  32. ^ San Juan, Joel (May 12, 2023). "Supreme Court gives Pateros say in land row". BusinessMirror. Retrieved July 18, 2023.
  33. ^ Census of Population (2015). "National Capital Region (NCR)". Total Population by Province, City, Municipality and Barangay. Philippine Statistics Authority. Retrieved June 20, 2016.
  34. ^ Census of Population and Housing (2010). "National Capital Region (NCR)" (PDF). Total Population by Province, City, Municipality and Barangay. National Statistics Office. Retrieved June 29, 2016.
  35. ^ Censuses of Population (1903–2007). "National Capital Region (NCR)". Table 1. Population Enumerated in Various Censuses by Province/Highly Urbanized City: 1903 to 2007. National Statistics Office.((cite encyclopedia)): CS1 maint: numeric names: authors list (link)

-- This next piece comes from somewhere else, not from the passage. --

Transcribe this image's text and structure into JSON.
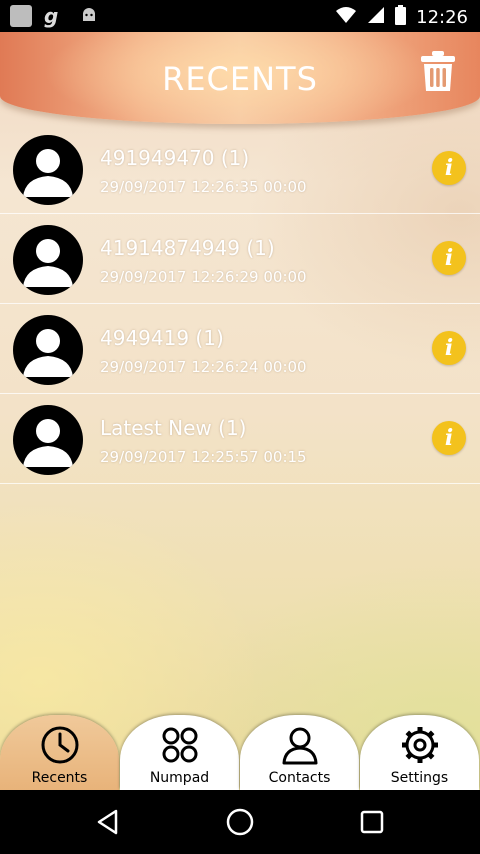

  36. ^ "Province of". Municipality Population Data. Local Water Utilities Administration Research Division. Retrieved December 17, 2016.
  37. ^ a b c d e de Guzman, Nickky Faustine (February 16, 2017). "There are no more patos in Pateros". BusinessWorld. Retrieved June 2, 2018.
  38. ^ "Poverty incidence (PI):". Philippine Statistics Authority. Retrieved December 28, 2020.
  39. ^ "Estimation of Local Poverty in the Philippines" (PDF). Philippine Statistics Authority. November 29, 2005.
  40. ^ "2003 City and Municipal Level Poverty Estimates" (PDF). Philippine Statistics Authority. March 23, 2009.
  41. ^ "City and Municipal Level Poverty Estimates; 2006 and 2009" (PDF). Philippine Statistics Authority. August 3, 2012.
  42. ^ "2012 Municipal and City Level Poverty Estimates" (PDF). Philippine Statistics Authority. May 31, 2016.
  43. ^ "Municipal and City Level Small Area Poverty Estimates; 2009, 2012 and 2015". Philippine Statistics Authority. July 10, 2019.
  44. ^ "PSA Releases the 2018 Municipal and City Level Poverty Estimates". Philippine Statistics Authority. December 15, 2021.